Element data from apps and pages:
--- START ---

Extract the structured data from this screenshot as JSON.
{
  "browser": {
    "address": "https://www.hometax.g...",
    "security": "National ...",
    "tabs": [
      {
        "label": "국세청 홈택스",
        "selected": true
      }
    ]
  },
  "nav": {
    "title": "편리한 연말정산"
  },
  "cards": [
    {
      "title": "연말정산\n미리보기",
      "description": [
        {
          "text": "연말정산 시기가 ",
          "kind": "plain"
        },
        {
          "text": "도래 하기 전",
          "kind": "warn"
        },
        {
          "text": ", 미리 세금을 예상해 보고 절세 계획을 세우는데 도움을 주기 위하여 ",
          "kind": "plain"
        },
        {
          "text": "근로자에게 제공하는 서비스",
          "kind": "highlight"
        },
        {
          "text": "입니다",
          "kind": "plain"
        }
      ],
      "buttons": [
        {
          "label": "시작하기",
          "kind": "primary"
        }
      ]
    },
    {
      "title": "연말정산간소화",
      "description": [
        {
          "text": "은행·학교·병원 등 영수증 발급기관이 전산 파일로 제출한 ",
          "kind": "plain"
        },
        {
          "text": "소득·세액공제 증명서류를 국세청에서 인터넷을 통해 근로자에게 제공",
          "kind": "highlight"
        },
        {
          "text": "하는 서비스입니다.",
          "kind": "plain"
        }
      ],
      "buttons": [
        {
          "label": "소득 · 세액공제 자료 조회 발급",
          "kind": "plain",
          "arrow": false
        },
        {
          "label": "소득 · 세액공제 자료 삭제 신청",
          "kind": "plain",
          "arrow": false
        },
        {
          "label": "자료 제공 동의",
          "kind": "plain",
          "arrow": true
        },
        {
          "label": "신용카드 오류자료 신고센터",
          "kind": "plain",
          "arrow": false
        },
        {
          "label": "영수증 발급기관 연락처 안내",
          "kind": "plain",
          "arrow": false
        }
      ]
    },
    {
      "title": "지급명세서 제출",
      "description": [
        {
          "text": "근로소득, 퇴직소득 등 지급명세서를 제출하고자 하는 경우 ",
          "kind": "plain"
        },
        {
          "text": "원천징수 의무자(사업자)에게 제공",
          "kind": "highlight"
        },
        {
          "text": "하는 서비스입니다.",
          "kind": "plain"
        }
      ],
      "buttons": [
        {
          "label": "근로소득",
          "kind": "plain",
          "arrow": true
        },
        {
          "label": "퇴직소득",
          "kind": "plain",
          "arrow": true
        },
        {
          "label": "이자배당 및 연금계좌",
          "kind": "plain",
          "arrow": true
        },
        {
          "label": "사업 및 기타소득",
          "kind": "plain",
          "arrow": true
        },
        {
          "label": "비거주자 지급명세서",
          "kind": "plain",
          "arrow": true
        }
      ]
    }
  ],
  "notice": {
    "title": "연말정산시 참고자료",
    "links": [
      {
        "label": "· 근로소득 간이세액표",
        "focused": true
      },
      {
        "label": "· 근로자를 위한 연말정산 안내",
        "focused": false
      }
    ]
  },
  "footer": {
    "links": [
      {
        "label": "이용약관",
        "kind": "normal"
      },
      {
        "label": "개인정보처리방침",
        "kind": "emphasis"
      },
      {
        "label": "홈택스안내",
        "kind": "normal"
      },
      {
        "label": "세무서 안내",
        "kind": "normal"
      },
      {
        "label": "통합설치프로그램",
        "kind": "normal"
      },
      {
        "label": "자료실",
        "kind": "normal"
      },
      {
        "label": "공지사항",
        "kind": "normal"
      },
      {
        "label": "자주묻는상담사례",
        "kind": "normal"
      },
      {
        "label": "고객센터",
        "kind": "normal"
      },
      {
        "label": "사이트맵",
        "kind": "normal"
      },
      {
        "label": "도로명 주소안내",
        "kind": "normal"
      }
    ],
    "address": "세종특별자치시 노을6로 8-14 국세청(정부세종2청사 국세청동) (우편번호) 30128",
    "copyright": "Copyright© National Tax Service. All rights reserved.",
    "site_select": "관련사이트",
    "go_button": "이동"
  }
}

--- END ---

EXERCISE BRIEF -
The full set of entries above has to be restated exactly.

TASK RESULT -
Extract the structured data from this screenshot as JSON.
{
  "browser": {
    "address": "https://www.hometax.g...",
    "security": "National ...",
    "tabs": [
      {
        "label": "국세청 홈택스",
        "selected": true
      }
    ]
  },
  "nav": {
    "title": "편리한 연말정산"
  },
  "cards": [
    {
      "title": "연말정산\n미리보기",
      "description": [
        {
          "text": "연말정산 시기가 ",
          "kind": "plain"
        },
        {
          "text": "도래 하기 전",
          "kind": "warn"
        },
        {
          "text": ", 미리 세금을 예상해 보고 절세 계획을 세우는데 도움을 주기 위하여 ",
          "kind": "plain"
        },
        {
          "text": "근로자에게 제공하는 서비스",
          "kind": "highlight"
        },
        {
          "text": "입니다",
          "kind": "plain"
        }
      ],
      "buttons": [
        {
          "label": "시작하기",
          "kind": "primary"
        }
      ]
    },
    {
      "title": "연말정산간소화",
      "description": [
        {
          "text": "은행·학교·병원 등 영수증 발급기관이 전산 파일로 제출한 ",
          "kind": "plain"
        },
        {
          "text": "소득·세액공제 증명서류를 국세청에서 인터넷을 통해 근로자에게 제공",
          "kind": "highlight"
        },
        {
          "text": "하는 서비스입니다.",
          "kind": "plain"
        }
      ],
      "buttons": [
        {
          "label": "소득 · 세액공제 자료 조회 발급",
          "kind": "plain",
          "arrow": false
        },
        {
          "label": "소득 · 세액공제 자료 삭제 신청",
          "kind": "plain",
          "arrow": false
        },
        {
          "label": "자료 제공 동의",
          "kind": "plain",
          "arrow": true
        },
        {
          "label": "신용카드 오류자료 신고센터",
          "kind": "plain",
          "arrow": false
        },
        {
          "label": "영수증 발급기관 연락처 안내",
          "kind": "plain",
          "arrow": false
        }
      ]
    },
    {
      "title": "지급명세서 제출",
      "description": [
        {
          "text": "근로소득, 퇴직소득 등 지급명세서를 제출하고자 하는 경우 ",
          "kind": "plain"
        },
        {
          "text": "원천징수 의무자(사업자)에게 제공",
          "kind": "highlight"
        },
        {
          "text": "하는 서비스입니다.",
          "kind": "plain"
        }
      ],
      "buttons": [
        {
          "label": "근로소득",
          "kind": "plain",
          "arrow": true
        },
        {
          "label": "퇴직소득",
          "kind": "plain",
          "arrow": true
        },
        {
          "label": "이자배당 및 연금계좌",
          "kind": "plain",
          "arrow": true
        },
        {
          "label": "사업 및 기타소득",
          "kind": "plain",
          "arrow": true
        },
        {
          "label": "비거주자 지급명세서",
          "kind": "plain",
          "arrow": true
        }
      ]
    }
  ],
  "notice": {
    "title": "연말정산시 참고자료",
    "links": [
      {
        "label": "· 근로소득 간이세액표",
        "focused": true
      },
      {
        "label": "· 근로자를 위한 연말정산 안내",
        "focused": false
      }
    ]
  },
  "footer": {
    "links": [
      {
        "label": "이용약관",
        "kind": "normal"
      },
      {
        "label": "개인정보처리방침",
        "kind": "emphasis"
      },
      {
        "label": "홈택스안내",
        "kind": "normal"
      },
      {
        "label": "세무서 안내",
        "kind": "normal"
      },
      {
        "label": "통합설치프로그램",
        "kind": "normal"
      },
      {
        "label": "자료실",
        "kind": "normal"
      },
      {
        "label": "공지사항",
        "kind": "normal"
      },
      {
        "label": "자주묻는상담사례",
        "kind": "normal"
      },
      {
        "label": "고객센터",
        "kind": "normal"
      },
      {
        "label": "사이트맵",
        "kind": "normal"
      },
      {
        "label": "도로명 주소안내",
        "kind": "normal"
      }
    ],
    "address": "세종특별자치시 노을6로 8-14 국세청(정부세종2청사 국세청동) (우편번호) 30128",
    "copyright": "Copyright© National Tax Service. All rights reserved.",
    "site_select": "관련사이트",
    "go_button": "이동"
  }
}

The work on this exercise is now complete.